Entries taken from a collection
————

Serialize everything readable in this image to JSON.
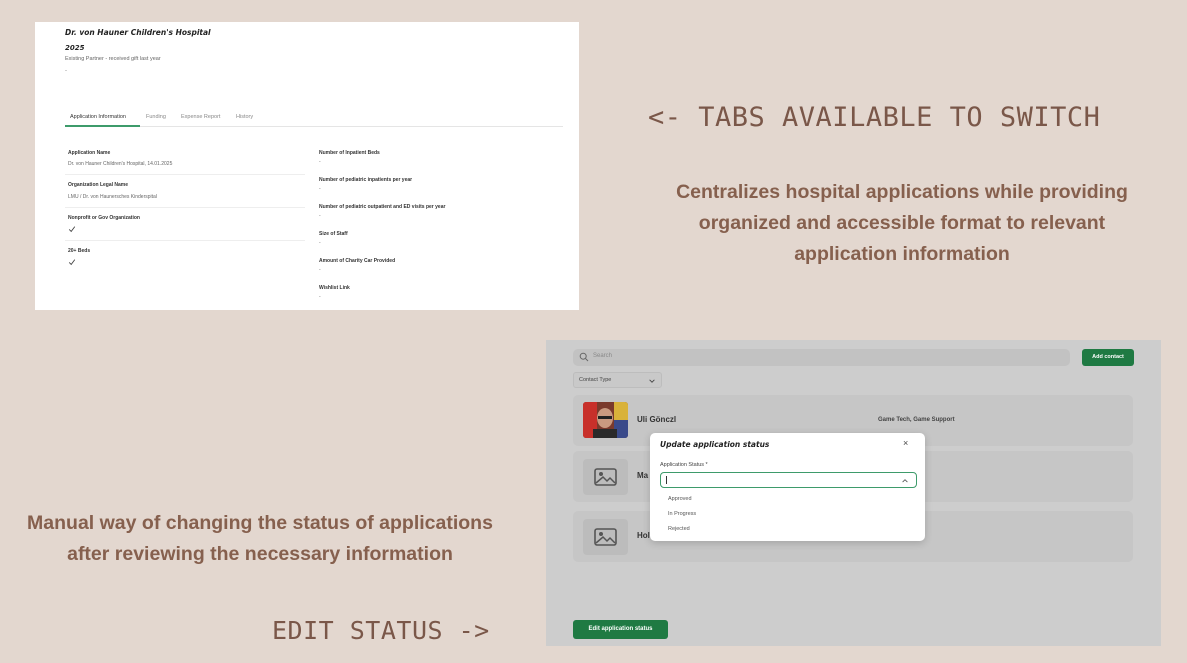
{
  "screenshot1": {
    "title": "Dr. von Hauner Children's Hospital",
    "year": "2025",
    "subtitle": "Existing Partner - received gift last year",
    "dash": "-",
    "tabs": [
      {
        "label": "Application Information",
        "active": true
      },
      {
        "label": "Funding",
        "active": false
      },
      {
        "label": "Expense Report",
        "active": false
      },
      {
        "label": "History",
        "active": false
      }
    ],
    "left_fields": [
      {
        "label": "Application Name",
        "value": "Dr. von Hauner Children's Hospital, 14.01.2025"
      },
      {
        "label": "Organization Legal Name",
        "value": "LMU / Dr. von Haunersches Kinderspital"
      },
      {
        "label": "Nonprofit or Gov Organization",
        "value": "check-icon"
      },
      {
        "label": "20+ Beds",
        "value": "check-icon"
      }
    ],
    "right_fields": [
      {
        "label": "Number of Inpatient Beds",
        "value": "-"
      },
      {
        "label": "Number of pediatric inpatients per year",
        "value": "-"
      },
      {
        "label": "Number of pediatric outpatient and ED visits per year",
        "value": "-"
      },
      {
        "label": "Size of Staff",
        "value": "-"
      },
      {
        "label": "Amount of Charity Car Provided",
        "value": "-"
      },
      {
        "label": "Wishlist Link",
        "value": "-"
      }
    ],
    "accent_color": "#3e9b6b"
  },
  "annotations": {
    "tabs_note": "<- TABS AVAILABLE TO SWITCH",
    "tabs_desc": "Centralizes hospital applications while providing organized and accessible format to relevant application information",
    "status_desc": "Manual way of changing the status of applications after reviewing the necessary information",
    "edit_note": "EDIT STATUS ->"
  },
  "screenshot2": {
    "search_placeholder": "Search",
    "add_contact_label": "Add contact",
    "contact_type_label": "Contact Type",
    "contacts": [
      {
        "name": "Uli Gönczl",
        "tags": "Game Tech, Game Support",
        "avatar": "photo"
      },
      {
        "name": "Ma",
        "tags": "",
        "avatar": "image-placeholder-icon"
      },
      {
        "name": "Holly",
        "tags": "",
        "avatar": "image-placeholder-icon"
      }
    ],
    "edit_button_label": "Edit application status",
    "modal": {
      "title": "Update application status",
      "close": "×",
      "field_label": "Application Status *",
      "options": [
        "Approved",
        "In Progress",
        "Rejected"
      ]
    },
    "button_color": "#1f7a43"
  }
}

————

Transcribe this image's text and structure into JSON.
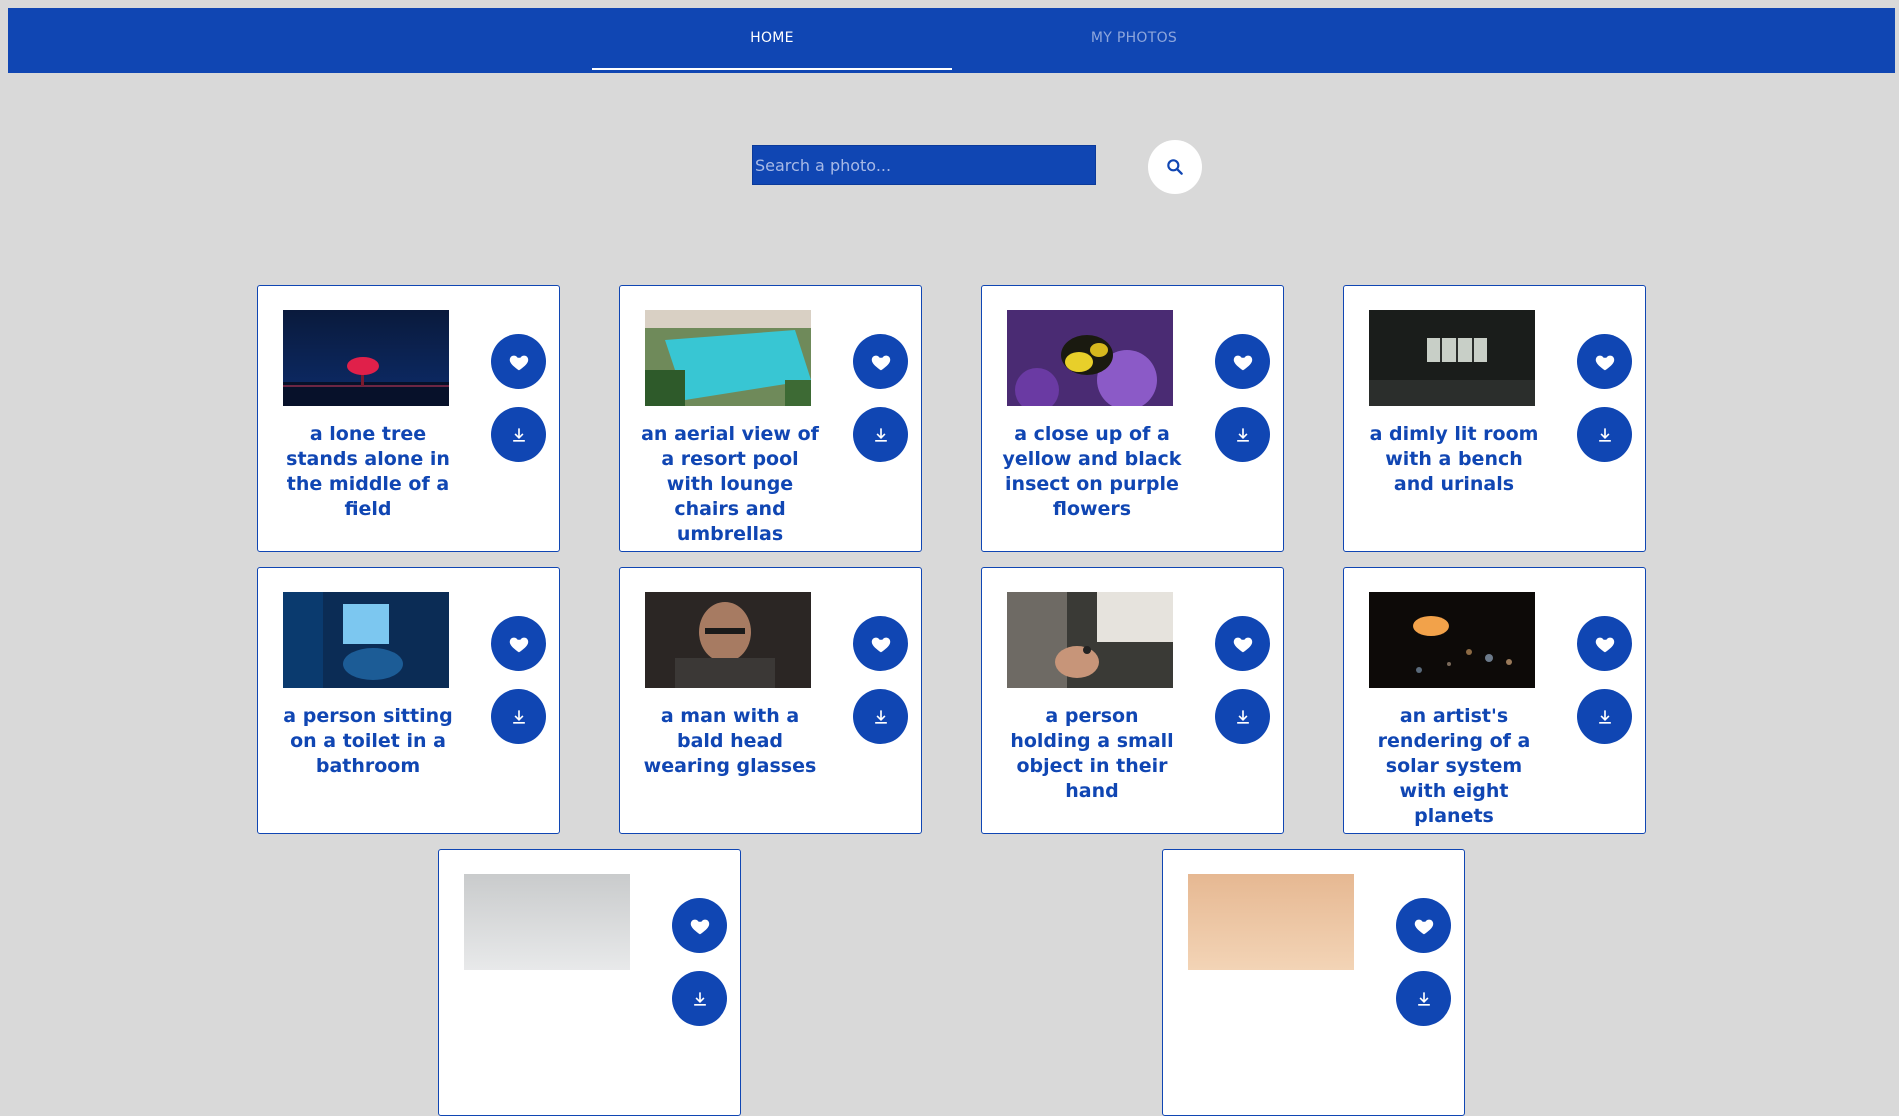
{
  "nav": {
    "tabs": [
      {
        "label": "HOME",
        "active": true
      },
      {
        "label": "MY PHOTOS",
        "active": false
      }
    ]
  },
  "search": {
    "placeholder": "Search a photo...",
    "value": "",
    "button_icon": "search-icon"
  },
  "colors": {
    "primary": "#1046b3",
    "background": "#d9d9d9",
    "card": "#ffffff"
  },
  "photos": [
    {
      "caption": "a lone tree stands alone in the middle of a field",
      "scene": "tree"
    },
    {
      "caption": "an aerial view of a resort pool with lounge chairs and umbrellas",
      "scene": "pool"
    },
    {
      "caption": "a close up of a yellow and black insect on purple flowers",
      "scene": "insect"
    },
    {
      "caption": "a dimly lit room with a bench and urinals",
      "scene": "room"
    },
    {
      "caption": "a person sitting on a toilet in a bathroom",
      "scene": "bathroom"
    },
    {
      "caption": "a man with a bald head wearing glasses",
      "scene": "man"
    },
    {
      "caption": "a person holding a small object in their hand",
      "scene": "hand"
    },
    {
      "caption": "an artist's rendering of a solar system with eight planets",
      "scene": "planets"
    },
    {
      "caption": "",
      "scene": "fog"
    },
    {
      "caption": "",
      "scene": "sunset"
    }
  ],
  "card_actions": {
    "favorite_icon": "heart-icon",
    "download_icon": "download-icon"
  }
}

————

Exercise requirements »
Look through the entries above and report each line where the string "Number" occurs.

Response to this exercise »
        "label": "Number of Inpatient Beds",
        "label": "Number of pediatric inpatients per year",
        "label": "Number of pediatric outpatient and ED visits per year",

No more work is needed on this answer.